|Title||Talking posh, acting posh? The construction of gendered identities and identifications in the talk of multilingual undergraduate students on an academic writing programme|
This thesis gives an account of a qualitative study exploring the negotiation of gendered identities with primarily British-born multilingual undergraduates, as newcomers to higher education. From a feminist poststructuralist perspective, I examine how the participants are both positioned/ take up positions as they negotiate the practices of their peer groups, higher education and their families, theorised as communities of practice. The analysis considers the interaction of dimensions of identity, primarily focusing on gender, ethnicity, life stage and language, with an eye to social class.
Set in the context of the British governmentâs drive to widen participation, the study is located at Millennium University, pseudonym for a Post-1992 institution in London. It takes place on an academic writing programme, established as part of Millenniumâs widening participation strategy to improve first-year undergraduate retention, with four classes, two of which were taught by me. The data consist of audio-recorded peer-group discussions, a series of interviews, classroom observations as teacher/researcher and a questionnaire. Treating the data as discourse, I analyse performances of gender in spoken interactions at a micro level, the way these performances orient the participants to developing an academic persona and expertise in practices they identified as talking and acting 'posh'. I also analyse the data at a macro level to consider how these performances are located in the power relations of the Institution, peer group and family.

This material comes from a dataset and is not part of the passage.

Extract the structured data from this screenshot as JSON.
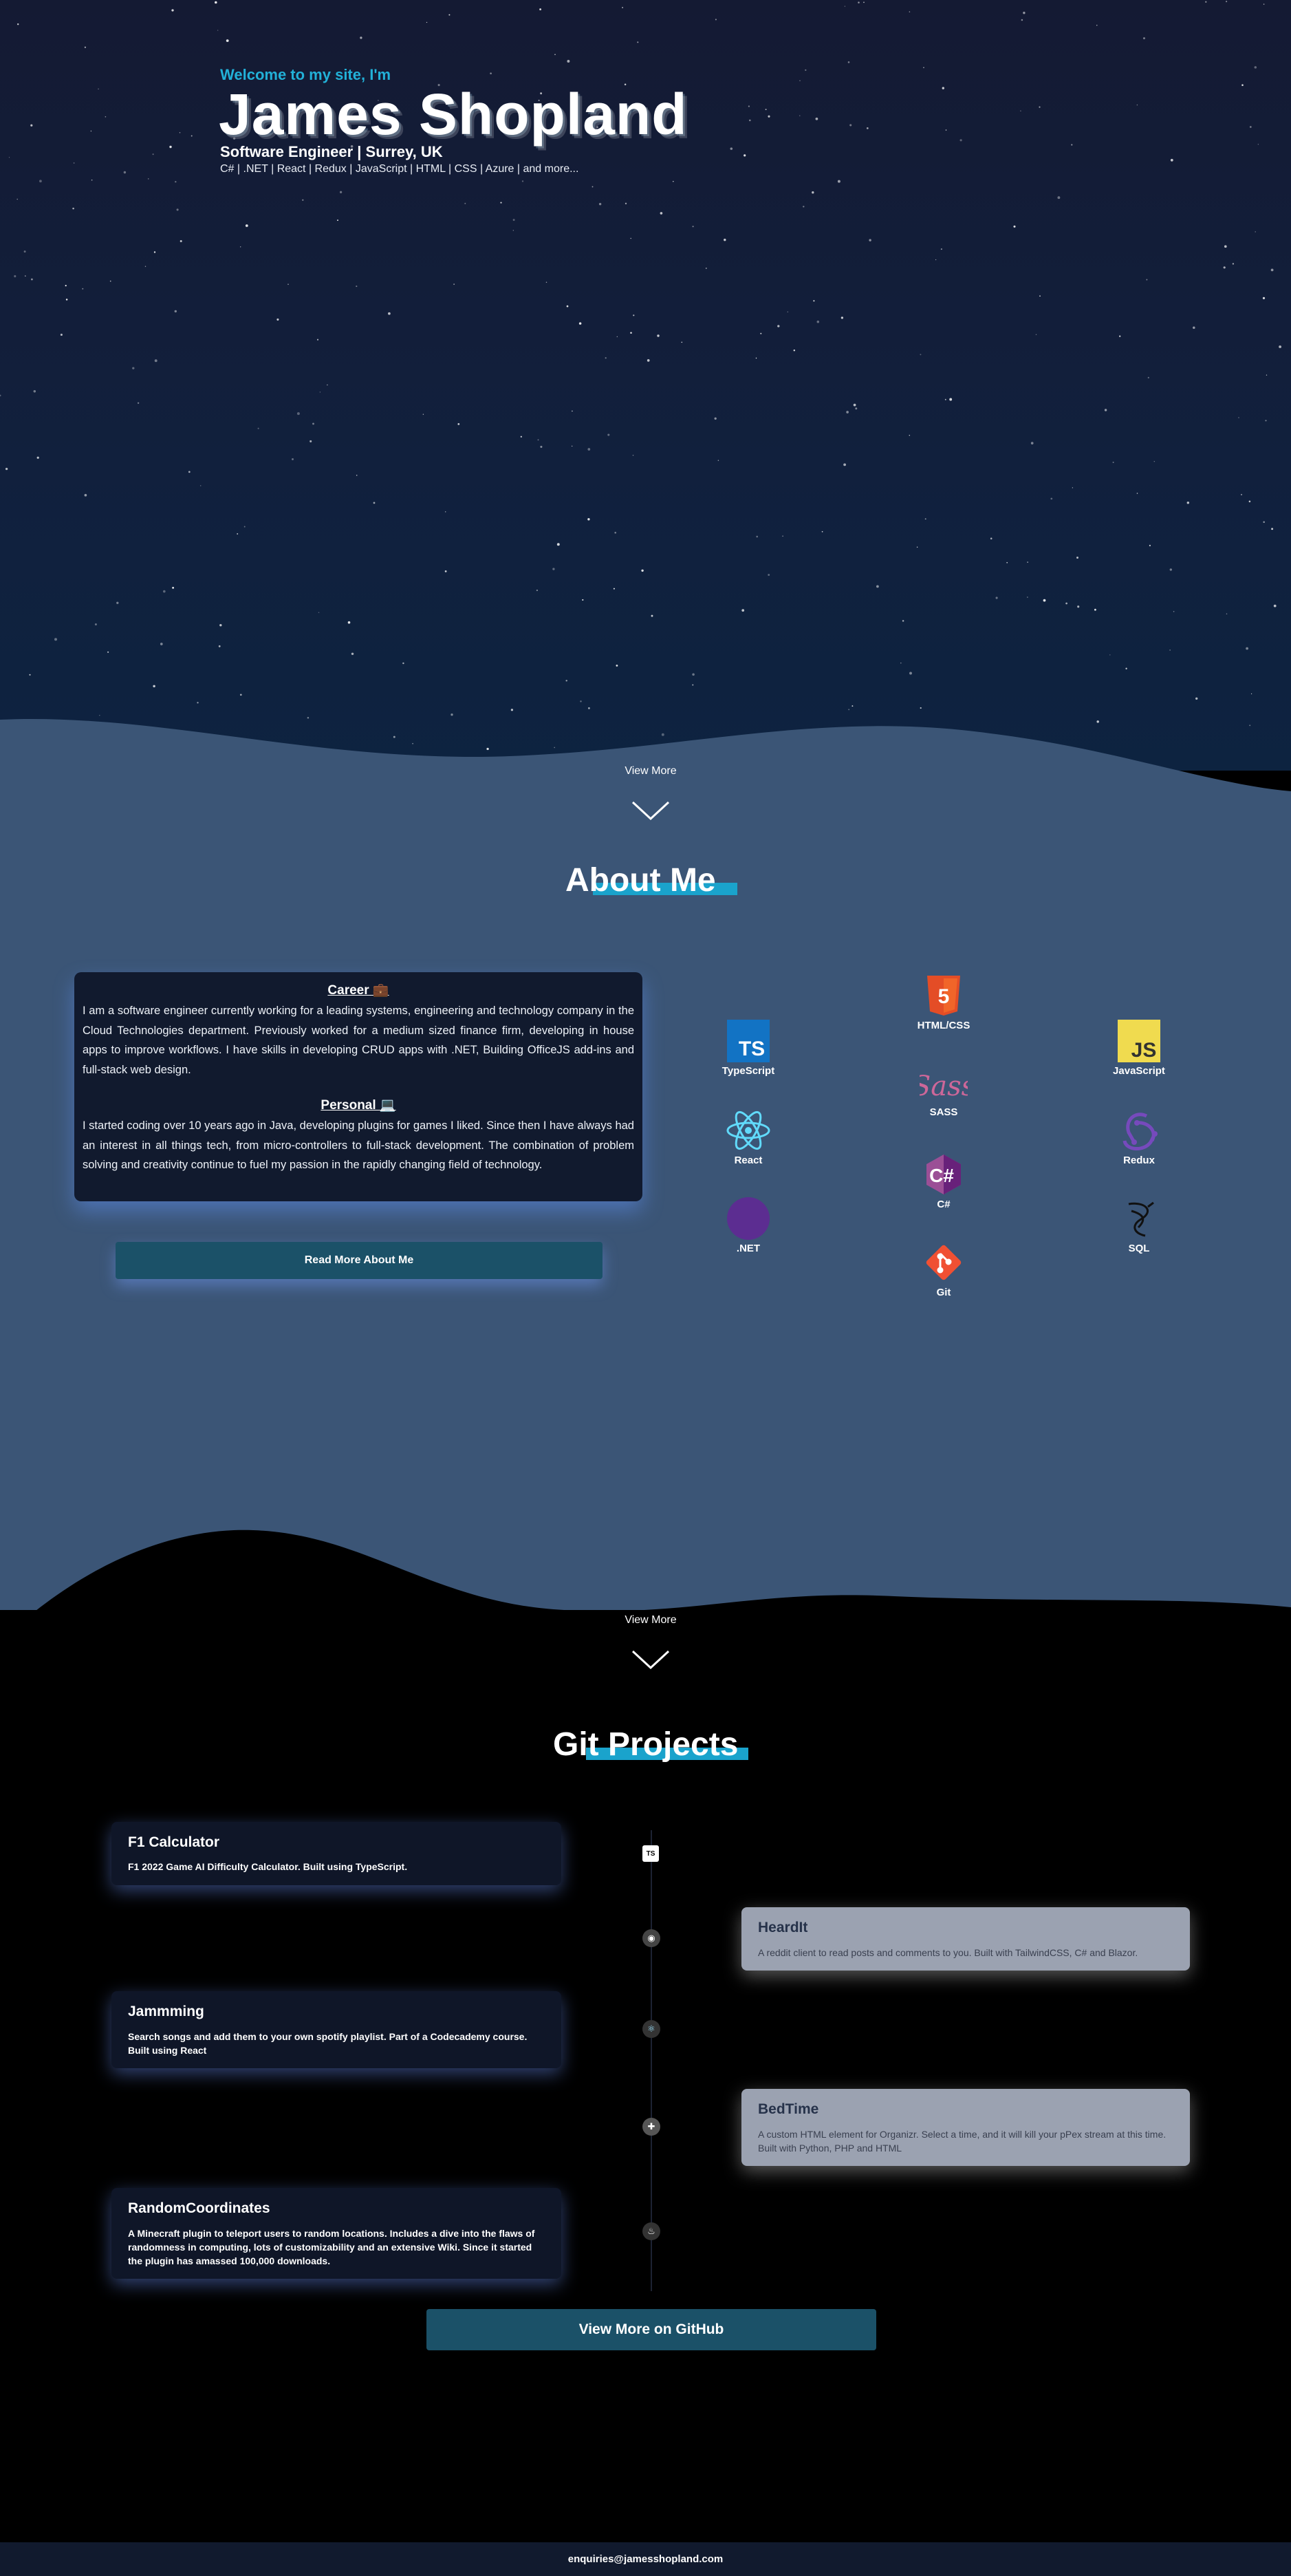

This study contributes to knowledge on the performance of gender in higher education, the multiple discursive positioning of non-elite undergraduate participants, as both powerless and powerful, and the attempts to balance the demands of key communities of practice in the negotiation of identity. This forms the basis for reflection on practices designed to improve the prospects of non-elite multilingual undergraduate students from a perspective of identities and identifications as a departure from skills and academic socialisation.
|Keywords||gender, identity, widening participation, non-elite undergraduates, multilingual students, academic writing classroom, English language teaching,|